• _Task to complete_:
What follows is a set of records, each of which is to be written out exactly.

• _Records for the task_:
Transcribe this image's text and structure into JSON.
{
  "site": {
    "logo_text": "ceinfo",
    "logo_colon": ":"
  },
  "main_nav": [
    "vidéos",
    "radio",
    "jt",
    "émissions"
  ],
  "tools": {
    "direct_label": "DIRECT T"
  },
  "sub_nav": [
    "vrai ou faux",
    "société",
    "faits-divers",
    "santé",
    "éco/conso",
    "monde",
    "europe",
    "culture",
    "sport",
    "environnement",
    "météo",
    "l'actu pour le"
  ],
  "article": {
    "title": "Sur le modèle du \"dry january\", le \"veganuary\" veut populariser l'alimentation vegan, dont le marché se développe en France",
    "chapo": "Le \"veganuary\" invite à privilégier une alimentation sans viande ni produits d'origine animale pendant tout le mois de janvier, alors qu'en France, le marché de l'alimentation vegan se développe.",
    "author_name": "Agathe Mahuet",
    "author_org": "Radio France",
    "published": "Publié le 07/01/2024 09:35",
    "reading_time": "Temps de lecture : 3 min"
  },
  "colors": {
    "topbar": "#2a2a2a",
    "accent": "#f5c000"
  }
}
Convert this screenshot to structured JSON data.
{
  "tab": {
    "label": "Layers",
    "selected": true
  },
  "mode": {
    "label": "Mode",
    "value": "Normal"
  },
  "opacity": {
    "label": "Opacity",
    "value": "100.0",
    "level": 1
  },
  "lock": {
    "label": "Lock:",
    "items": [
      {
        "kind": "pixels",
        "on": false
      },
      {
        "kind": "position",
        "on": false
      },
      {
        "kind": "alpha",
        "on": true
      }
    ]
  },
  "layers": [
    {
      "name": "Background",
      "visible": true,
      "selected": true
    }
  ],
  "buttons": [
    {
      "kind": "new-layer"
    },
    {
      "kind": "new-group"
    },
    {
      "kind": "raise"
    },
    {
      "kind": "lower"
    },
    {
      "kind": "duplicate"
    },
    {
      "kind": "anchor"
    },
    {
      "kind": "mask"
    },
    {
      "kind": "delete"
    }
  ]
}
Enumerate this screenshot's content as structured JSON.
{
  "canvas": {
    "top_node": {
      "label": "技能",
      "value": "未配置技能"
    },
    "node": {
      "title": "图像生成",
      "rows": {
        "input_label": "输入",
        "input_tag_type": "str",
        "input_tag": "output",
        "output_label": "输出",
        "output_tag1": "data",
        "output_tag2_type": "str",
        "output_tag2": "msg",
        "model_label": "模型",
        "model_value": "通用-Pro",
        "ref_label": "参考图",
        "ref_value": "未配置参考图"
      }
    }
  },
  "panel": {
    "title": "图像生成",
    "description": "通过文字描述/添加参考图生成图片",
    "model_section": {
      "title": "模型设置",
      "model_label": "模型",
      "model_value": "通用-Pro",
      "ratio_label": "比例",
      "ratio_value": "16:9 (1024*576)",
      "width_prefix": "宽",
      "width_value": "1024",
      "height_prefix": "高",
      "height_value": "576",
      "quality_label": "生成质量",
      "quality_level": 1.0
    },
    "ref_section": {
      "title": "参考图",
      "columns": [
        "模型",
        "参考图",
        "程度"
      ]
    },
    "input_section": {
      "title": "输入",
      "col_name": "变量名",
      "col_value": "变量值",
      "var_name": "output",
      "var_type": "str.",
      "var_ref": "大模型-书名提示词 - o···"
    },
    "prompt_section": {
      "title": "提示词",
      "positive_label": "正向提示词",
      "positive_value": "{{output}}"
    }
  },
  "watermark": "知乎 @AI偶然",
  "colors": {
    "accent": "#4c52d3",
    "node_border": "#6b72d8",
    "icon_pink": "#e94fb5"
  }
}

• _Result of the exercise_:
Transcribe this image's text and structure into JSON.
{
  "site": {
    "logo_text": "ceinfo",
    "logo_colon": ":"
  },
  "main_nav": [
    "vidéos",
    "radio",
    "jt",
    "émissions"
  ],
  "tools": {
    "direct_label": "DIRECT T"
  },
  "sub_nav": [
    "vrai ou faux",
    "société",
    "faits-divers",
    "santé",
    "éco/conso",
    "monde",
    "europe",
    "culture",
    "sport",
    "environnement",
    "météo",
    "l'actu pour le"
  ],
  "article": {
    "title": "Sur le modèle du \"dry january\", le \"veganuary\" veut populariser l'alimentation vegan, dont le marché se développe en France",
    "chapo": "Le \"veganuary\" invite à privilégier une alimentation sans viande ni produits d'origine animale pendant tout le mois de janvier, alors qu'en France, le marché de l'alimentation vegan se développe.",
    "author_name": "Agathe Mahuet",
    "author_org": "Radio France",
    "published": "Publié le 07/01/2024 09:35",
    "reading_time": "Temps de lecture : 3 min"
  },
  "colors": {
    "topbar": "#2a2a2a",
    "accent": "#f5c000"
  }
}
Convert this screenshot to structured JSON data.
{
  "tab": {
    "label": "Layers",
    "selected": true
  },
  "mode": {
    "label": "Mode",
    "value": "Normal"
  },
  "opacity": {
    "label": "Opacity",
    "value": "100.0",
    "level": 1
  },
  "lock": {
    "label": "Lock:",
    "items": [
      {
        "kind": "pixels",
        "on": false
      },
      {
        "kind": "position",
        "on": false
      },
      {
        "kind": "alpha",
        "on": true
      }
    ]
  },
  "layers": [
    {
      "name": "Background",
      "visible": true,
      "selected": true
    }
  ],
  "buttons": [
    {
      "kind": "new-layer"
    },
    {
      "kind": "new-group"
    },
    {
      "kind": "raise"
    },
    {
      "kind": "lower"
    },
    {
      "kind": "duplicate"
    },
    {
      "kind": "anchor"
    },
    {
      "kind": "mask"
    },
    {
      "kind": "delete"
    }
  ]
}
Enumerate this screenshot's content as structured JSON.
{
  "canvas": {
    "top_node": {
      "label": "技能",
      "value": "未配置技能"
    },
    "node": {
      "title": "图像生成",
      "rows": {
        "input_label": "输入",
        "input_tag_type": "str",
        "input_tag": "output",
        "output_label": "输出",
        "output_tag1": "data",
        "output_tag2_type": "str",
        "output_tag2": "msg",
        "model_label": "模型",
        "model_value": "通用-Pro",
        "ref_label": "参考图",
        "ref_value": "未配置参考图"
      }
    }
  },
  "panel": {
    "title": "图像生成",
    "description": "通过文字描述/添加参考图生成图片",
    "model_section": {
      "title": "模型设置",
      "model_label": "模型",
      "model_value": "通用-Pro",
      "ratio_label": "比例",
      "ratio_value": "16:9 (1024*576)",
      "width_prefix": "宽",
      "width_value": "1024",
      "height_prefix": "高",
      "height_value": "576",
      "quality_label": "生成质量",
      "quality_level": 1.0
    },
    "ref_section": {
      "title": "参考图",
      "columns": [
        "模型",
        "参考图",
        "程度"
      ]
    },
    "input_section": {
      "title": "输入",
      "col_name": "变量名",
      "col_value": "变量值",
      "var_name": "output",
      "var_type": "str.",
      "var_ref": "大模型-书名提示词 - o···"
    },
    "prompt_section": {
      "title": "提示词",
      "positive_label": "正向提示词",
      "positive_value": "{{output}}"
    }
  },
  "watermark": "知乎 @AI偶然",
  "colors": {
    "accent": "#4c52d3",
    "node_border": "#6b72d8",
    "icon_pink": "#e94fb5"
  }
}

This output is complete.